Task prompt | The answer must be every line of the records below that contains the word "title", copied out.

* * *

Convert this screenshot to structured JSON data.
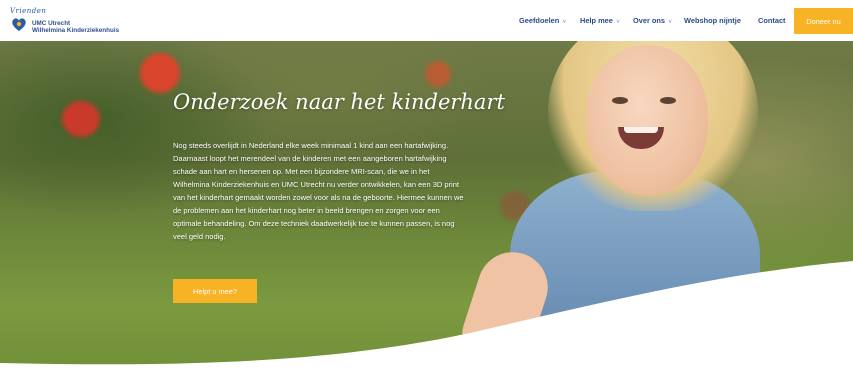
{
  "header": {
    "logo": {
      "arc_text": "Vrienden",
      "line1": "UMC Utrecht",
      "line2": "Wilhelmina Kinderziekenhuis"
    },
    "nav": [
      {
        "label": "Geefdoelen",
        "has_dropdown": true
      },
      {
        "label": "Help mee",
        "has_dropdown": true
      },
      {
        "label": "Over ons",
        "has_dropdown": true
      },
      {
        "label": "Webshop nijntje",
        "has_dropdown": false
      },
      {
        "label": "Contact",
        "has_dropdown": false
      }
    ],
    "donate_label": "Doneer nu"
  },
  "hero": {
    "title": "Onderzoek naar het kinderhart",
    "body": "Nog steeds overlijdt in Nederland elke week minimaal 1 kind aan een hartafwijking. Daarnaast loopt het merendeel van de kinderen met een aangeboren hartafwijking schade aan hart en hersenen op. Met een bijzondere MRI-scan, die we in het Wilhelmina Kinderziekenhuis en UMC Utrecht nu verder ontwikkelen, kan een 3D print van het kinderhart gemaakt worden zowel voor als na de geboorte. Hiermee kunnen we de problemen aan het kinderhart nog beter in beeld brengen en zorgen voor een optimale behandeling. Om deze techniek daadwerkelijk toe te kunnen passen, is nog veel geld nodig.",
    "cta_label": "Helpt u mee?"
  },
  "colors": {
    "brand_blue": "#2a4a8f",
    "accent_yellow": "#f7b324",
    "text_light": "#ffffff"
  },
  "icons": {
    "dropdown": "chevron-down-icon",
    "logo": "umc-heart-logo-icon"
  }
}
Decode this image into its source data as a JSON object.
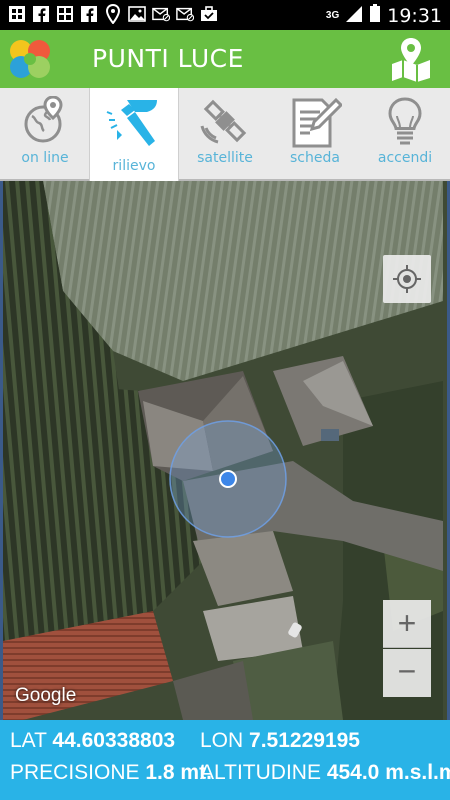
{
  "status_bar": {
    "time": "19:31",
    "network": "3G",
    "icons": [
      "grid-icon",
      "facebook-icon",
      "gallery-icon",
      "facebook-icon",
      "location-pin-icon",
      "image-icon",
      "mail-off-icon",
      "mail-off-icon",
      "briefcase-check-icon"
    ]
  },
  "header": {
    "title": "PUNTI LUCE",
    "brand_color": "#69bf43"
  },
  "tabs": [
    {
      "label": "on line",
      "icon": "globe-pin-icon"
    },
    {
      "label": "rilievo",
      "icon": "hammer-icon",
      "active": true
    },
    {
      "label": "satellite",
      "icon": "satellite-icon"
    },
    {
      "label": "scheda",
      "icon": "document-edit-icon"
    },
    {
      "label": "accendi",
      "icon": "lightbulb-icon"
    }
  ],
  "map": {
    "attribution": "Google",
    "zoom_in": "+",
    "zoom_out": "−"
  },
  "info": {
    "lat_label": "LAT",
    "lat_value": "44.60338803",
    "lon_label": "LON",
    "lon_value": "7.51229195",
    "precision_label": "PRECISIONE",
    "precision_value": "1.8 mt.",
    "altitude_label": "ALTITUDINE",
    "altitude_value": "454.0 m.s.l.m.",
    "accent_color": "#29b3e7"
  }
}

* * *

Answer space |
    "title": "Onderzoek naar het kinderhart",
    "title": "PUNTI LUCE",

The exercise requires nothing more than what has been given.